◆ EXERCISE BRIEF ◆
If a line holds the word "Moyenne", copy it from the entries.

◆ DATA FOR THE TASK ◆
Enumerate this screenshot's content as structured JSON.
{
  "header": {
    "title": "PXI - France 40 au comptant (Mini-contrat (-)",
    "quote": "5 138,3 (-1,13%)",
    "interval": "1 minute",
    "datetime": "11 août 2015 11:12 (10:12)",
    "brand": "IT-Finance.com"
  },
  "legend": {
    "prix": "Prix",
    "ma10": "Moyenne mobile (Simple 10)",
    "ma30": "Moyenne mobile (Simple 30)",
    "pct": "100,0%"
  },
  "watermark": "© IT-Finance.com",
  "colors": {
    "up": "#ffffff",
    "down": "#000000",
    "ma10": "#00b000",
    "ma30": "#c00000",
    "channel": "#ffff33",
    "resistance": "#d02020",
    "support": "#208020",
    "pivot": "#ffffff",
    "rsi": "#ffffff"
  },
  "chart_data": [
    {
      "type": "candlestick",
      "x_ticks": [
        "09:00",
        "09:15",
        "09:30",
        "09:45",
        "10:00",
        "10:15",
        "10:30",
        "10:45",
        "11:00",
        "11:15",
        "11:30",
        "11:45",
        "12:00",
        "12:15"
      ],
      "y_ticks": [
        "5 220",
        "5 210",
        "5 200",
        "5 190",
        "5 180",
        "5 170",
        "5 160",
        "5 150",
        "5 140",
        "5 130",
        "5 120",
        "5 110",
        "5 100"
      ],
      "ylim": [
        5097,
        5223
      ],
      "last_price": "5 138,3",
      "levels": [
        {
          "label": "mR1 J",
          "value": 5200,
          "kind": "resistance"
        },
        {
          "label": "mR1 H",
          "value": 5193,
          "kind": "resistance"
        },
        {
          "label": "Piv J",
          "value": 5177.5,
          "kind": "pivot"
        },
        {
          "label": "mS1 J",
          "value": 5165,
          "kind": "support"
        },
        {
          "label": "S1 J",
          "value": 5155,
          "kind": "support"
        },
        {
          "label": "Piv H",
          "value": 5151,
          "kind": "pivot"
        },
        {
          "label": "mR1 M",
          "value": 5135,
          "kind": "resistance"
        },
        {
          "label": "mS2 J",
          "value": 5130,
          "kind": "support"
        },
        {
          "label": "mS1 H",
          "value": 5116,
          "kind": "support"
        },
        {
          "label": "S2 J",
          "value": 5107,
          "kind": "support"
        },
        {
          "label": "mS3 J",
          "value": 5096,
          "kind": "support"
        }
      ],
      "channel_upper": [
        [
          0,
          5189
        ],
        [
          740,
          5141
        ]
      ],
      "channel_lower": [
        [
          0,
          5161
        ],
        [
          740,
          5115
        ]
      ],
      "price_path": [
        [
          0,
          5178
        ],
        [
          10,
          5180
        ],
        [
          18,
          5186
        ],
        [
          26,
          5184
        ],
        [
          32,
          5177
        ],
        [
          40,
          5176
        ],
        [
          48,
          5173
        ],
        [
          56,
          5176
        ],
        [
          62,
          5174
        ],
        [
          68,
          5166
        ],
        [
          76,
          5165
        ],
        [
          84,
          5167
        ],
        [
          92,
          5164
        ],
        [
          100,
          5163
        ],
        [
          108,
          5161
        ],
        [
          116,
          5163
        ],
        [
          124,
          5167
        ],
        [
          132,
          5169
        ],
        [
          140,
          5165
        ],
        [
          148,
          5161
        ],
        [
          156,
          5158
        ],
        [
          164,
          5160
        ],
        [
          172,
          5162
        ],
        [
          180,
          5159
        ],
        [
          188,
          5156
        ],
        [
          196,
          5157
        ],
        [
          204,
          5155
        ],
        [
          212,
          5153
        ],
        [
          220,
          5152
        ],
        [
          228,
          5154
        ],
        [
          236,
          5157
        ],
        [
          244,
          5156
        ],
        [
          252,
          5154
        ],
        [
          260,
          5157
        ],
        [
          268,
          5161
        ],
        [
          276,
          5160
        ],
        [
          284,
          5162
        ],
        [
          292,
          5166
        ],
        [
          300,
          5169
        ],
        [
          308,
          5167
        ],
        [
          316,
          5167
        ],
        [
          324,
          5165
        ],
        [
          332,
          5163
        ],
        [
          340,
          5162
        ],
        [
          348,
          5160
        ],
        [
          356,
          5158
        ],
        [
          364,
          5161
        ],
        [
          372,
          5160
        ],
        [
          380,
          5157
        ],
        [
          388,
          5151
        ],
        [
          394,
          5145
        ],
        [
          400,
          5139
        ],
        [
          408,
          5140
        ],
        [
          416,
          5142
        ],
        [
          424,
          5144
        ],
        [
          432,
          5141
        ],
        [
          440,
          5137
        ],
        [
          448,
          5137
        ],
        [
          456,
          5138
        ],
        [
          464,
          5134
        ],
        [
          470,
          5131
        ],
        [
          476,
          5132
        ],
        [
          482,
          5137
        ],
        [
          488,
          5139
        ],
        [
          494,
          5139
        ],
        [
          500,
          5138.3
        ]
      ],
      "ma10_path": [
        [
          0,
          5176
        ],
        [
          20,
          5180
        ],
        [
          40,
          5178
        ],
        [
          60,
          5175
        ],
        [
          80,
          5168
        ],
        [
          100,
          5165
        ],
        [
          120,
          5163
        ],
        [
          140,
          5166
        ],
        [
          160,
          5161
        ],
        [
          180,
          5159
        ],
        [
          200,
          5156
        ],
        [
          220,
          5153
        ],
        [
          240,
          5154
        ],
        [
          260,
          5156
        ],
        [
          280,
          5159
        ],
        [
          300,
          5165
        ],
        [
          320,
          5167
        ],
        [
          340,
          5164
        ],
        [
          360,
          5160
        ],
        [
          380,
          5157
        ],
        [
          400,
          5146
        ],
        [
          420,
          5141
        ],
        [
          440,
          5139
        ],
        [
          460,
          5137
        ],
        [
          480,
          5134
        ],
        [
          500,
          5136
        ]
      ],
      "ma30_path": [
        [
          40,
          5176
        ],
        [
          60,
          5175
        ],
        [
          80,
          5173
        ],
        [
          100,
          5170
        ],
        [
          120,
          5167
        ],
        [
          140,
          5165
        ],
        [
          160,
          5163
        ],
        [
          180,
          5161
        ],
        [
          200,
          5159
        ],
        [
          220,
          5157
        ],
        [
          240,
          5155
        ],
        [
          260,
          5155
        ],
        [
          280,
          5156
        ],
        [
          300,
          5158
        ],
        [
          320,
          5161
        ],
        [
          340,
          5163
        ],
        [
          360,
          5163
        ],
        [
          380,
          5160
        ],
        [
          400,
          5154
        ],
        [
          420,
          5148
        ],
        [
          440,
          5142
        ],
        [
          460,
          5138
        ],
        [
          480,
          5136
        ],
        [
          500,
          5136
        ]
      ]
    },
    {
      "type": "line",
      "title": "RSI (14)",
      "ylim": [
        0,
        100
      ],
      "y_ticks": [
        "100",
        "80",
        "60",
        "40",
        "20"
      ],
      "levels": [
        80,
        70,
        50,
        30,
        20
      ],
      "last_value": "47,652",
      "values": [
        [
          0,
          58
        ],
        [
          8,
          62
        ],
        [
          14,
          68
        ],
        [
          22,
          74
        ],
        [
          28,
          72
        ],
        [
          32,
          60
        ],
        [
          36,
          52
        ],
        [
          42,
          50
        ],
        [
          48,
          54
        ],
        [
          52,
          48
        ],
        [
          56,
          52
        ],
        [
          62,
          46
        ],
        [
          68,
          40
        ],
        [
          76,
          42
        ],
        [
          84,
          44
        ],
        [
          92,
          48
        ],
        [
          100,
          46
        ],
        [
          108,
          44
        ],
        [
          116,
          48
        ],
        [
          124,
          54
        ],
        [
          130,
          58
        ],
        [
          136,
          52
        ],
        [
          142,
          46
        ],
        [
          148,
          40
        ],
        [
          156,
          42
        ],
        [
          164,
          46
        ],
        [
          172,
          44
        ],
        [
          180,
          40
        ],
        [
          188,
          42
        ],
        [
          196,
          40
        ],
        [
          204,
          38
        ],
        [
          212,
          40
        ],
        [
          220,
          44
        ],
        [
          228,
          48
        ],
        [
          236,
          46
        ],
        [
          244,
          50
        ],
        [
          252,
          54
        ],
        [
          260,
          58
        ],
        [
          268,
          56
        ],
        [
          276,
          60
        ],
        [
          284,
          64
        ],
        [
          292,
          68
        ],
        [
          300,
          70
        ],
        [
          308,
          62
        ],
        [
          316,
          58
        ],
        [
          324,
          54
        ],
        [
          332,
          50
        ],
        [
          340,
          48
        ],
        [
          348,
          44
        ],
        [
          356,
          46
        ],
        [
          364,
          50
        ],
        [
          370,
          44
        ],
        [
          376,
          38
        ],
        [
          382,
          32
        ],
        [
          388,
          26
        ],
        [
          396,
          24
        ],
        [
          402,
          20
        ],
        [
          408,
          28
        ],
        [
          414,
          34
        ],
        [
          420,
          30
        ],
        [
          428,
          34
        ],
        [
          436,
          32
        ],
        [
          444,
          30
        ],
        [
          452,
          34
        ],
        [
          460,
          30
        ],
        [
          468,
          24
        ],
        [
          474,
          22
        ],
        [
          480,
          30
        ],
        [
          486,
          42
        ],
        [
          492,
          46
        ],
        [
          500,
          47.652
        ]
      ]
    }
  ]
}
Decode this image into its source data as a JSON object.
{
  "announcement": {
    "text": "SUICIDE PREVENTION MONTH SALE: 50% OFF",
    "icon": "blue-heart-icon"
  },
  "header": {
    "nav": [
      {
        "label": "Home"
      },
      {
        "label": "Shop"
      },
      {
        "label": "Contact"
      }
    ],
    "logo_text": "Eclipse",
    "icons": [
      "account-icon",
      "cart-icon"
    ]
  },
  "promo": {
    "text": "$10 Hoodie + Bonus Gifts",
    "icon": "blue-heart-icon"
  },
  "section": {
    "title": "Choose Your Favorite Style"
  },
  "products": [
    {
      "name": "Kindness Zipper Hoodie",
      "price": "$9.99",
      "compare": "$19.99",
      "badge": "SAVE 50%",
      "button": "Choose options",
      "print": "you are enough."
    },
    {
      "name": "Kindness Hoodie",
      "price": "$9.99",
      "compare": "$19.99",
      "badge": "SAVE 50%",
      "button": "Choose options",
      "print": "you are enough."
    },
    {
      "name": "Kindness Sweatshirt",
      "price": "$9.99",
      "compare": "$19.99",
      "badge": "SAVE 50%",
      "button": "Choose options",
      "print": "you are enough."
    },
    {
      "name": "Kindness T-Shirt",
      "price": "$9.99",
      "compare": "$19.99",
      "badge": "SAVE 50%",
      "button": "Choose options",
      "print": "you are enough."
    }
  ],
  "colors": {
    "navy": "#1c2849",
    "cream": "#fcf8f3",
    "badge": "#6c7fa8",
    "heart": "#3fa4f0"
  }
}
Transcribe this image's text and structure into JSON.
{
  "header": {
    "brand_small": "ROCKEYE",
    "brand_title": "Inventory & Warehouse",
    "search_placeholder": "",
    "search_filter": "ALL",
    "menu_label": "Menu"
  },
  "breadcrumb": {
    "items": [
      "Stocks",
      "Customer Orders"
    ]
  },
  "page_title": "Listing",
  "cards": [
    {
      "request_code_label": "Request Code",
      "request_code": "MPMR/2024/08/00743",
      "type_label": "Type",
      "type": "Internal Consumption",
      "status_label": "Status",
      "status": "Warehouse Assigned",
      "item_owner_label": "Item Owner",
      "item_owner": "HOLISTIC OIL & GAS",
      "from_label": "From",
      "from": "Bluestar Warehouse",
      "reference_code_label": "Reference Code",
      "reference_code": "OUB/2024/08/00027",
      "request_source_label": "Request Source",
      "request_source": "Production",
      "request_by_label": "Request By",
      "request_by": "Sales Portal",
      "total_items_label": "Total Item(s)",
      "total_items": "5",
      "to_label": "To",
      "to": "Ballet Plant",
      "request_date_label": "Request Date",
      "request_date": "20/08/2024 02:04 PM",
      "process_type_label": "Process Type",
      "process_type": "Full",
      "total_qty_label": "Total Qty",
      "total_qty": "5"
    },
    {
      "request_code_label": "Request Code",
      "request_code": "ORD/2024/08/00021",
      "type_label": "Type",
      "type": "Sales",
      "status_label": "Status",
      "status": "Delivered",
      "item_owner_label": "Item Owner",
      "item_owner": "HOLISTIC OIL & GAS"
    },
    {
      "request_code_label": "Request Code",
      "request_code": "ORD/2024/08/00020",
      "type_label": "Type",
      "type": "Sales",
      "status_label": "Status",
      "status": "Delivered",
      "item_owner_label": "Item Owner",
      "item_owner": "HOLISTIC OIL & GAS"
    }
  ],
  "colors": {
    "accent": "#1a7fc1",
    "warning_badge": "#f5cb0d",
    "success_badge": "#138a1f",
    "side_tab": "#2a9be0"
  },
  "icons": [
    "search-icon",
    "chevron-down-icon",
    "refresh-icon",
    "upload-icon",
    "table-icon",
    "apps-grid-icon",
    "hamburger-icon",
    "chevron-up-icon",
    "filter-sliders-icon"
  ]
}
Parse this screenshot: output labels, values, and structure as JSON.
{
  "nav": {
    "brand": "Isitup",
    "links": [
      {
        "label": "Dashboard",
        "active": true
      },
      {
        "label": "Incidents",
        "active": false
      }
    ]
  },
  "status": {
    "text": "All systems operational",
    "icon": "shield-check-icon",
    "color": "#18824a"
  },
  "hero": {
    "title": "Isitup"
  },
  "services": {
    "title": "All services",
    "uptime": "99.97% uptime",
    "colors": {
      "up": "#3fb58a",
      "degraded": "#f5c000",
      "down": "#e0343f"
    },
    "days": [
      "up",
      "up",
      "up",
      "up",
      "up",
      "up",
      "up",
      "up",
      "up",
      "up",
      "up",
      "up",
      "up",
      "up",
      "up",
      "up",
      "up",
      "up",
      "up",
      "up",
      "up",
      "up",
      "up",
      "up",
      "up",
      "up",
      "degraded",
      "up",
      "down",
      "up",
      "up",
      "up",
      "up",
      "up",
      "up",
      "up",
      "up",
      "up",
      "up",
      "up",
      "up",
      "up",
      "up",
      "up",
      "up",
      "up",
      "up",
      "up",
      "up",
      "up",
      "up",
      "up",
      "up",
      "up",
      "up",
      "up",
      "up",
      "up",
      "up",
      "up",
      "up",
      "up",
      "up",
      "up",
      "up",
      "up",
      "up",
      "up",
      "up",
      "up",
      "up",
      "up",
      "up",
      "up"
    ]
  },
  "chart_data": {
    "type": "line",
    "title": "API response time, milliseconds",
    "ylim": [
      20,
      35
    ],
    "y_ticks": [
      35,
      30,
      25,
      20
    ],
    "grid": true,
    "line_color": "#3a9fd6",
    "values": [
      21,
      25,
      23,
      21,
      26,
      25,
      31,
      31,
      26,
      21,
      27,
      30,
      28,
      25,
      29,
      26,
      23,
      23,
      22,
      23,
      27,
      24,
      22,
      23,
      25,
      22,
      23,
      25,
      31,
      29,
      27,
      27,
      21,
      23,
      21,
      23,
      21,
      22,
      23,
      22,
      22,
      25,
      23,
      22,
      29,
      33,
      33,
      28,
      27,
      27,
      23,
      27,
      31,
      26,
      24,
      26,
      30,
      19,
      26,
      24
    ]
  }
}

◆ SOLUTION TO THIS TASK ◆
    "ma10": "Moyenne mobile (Simple 10)",
    "ma30": "Moyenne mobile (Simple 30)",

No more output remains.